• Brangus Cow-Calf Performance Under Two Stocking Levels on Chihuahuan Desert Rangeland

      Thomas, Milt; Hawkes, Jerry; Khumalo, Godfrey; Holechek, Jerry L. (Society for Range Management, 2007-01-01)
      Cow-calf productivity on 2 lightly (25%-30% use) and 2 conservatively grazed pastures (35%-40% use) were evaluated over a 5-year-period (1997 to 2001) in the Chihuahuan Desert of south-central New Mexico. Spring calving Brangus cows were randomly assigned to study pastures in January of each year. Experimental pastures were similar in area (1 098 +/- 69 ha, mean +/- SE) with similar terrain and distance to water. Use of primary forage species averaged 28.8% +/- 4.3% in lightly stocked pastures and 41.8% +/- 4.4% on conservatively grazed pastures. Perennial grass standing crop (168.8 +/- 86 vs. 173.6 +/- 58.3 kg ha-1) and adjusted 205-day calf weaning weights (279.1 +/- 7.5 vs. 270.7 +/- 7.8 kg) did not differ among lightly and conservatively grazed pastures. Cow body condition scores in autumn, winter, and spring were similar among grazing levels as were autumn and winter body weights. However, cow body weights tended to be heavier (P < 0.10) in lightly grazed pastures relative to conservatively grazed pastures (524 vs. 502 +/- 9.7 kg) in spring. Lightly grazed pastures yielded greater (P < 0.05) kg of calf weaned ha-1 and calf crop percent than conservatively grazed pastures in 1998 due to destocking of conservatively grazed pastures during that year’s drought. Conversely, pregnancy percent tended to be greater (P < 0.1) in conservatively relative to lightly grazed pastures (92.6% vs. 87.7%); however, this advantage is explained by herd management as cows in the conservatively grazed pastures were removed during drought of 1998, avoiding exposure to the drought stress experienced by cows in the lightly grazed pastures. Nonetheless, pregnancy percents from both grazing treatments would be acceptable for most range beef production systems. Results suggest that consistently applying light grazing use of forage is a practical approach for Chihuahuan Desert cow-calf operations to avoid herd liquidation during short term drought. 
    • Integrating Ranch Forage Production, Cattle Performance, and Economics in Ranch Management Systems for Southern Florida

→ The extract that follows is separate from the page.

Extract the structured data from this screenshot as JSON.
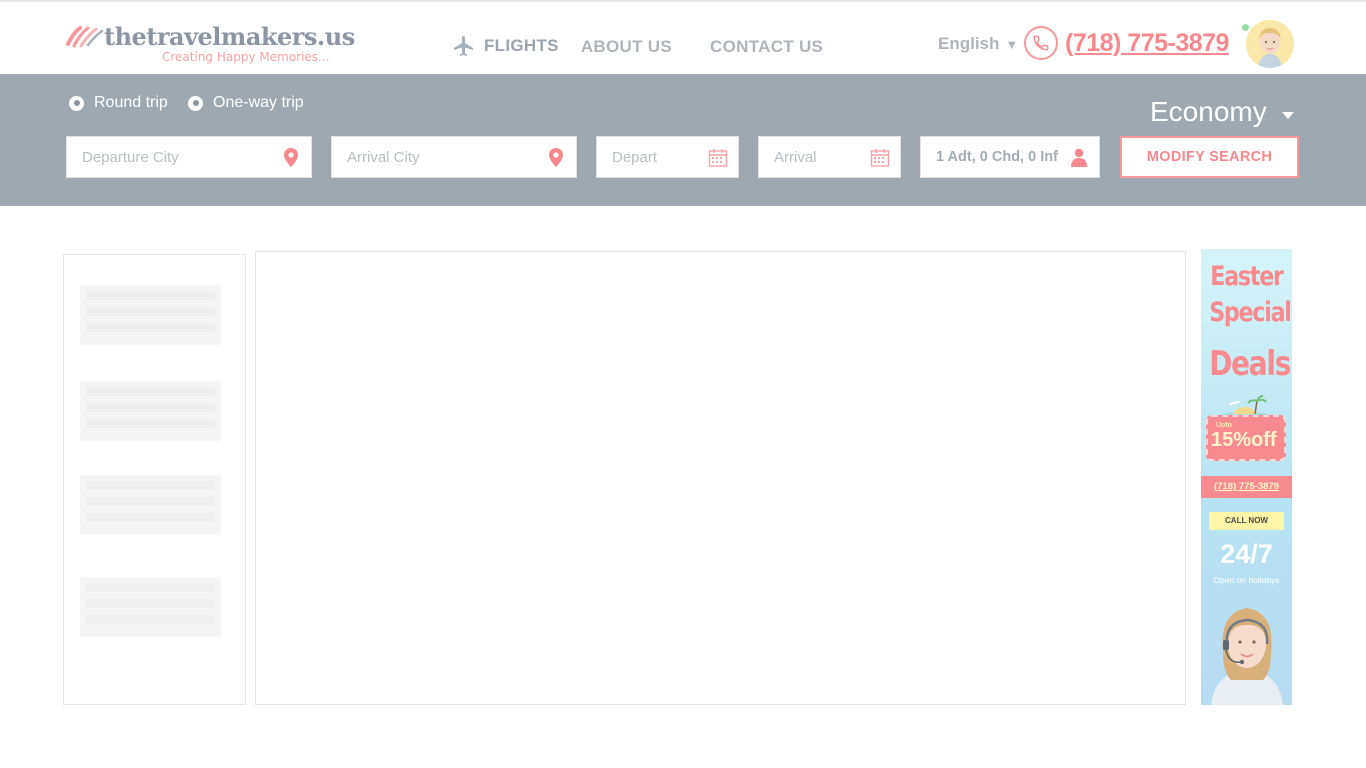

      Arthington, J. D.; Roka, F. M.; Mullahey, J. J.; Coleman, S. W.; Muchovej, R. M.; Lollis, L. O.; Hitchcock, D. (Society for Range Management, 2007-01-01)
      The presence of grazing cattle near open waterways has created environmental concerns related to the potential for water contamination. In Florida the removal of cattle from grazing landscapes or decreasing stocking density is being investigated as one option to improve the quality of surface water runoff draining into Lake Okeechobee, Florida. The objective of this study was to determine the effects of stocking rate on cow-calf performance, forage availability and quality, and ranch economic performance. Experimental pastures were established on a southern Florida cow-calf operation with stocking rates of 0.58, 1.01, and 1.35 ha cow-1 on summer pastures and 0.93, 1.62, and 2.16 ha cow-1 on winter pastures, corresponding to high, medium, and low rates, respectively. The study was conducted over 4 consecutive production years. Cow body condition scores (BCS), pregnancy rate, and calf average daily gain were used as measures of animal performance. Forage utilization was estimated by measuring the difference between forage yield inside and outside grazing exclusion cages and forage quality by crude protein and in vitro organic matter digestibility. Forage yield, utilization, and quality were not significantly affected by stocking rate. Although statistically not significant (P = 0.17), cattle in the high stocking rate experienced a numerically greater loss of BCS following the winter grazing period, but stocking rate did not affect pregnancy rate or calf gains. Production (kg weaned calves ha-1) was increased (P < 0.01) for a high stocking rate compared with medium and low stocking rates. Overall ranch profitability will decrease as stocking rates decline. Ranch revenues decrease one-for-one as stocking rates decrease. At the same time, unit cow costs increase at an increasing rate as fewer brood cows are left to support the ranch’s fixed cost structure.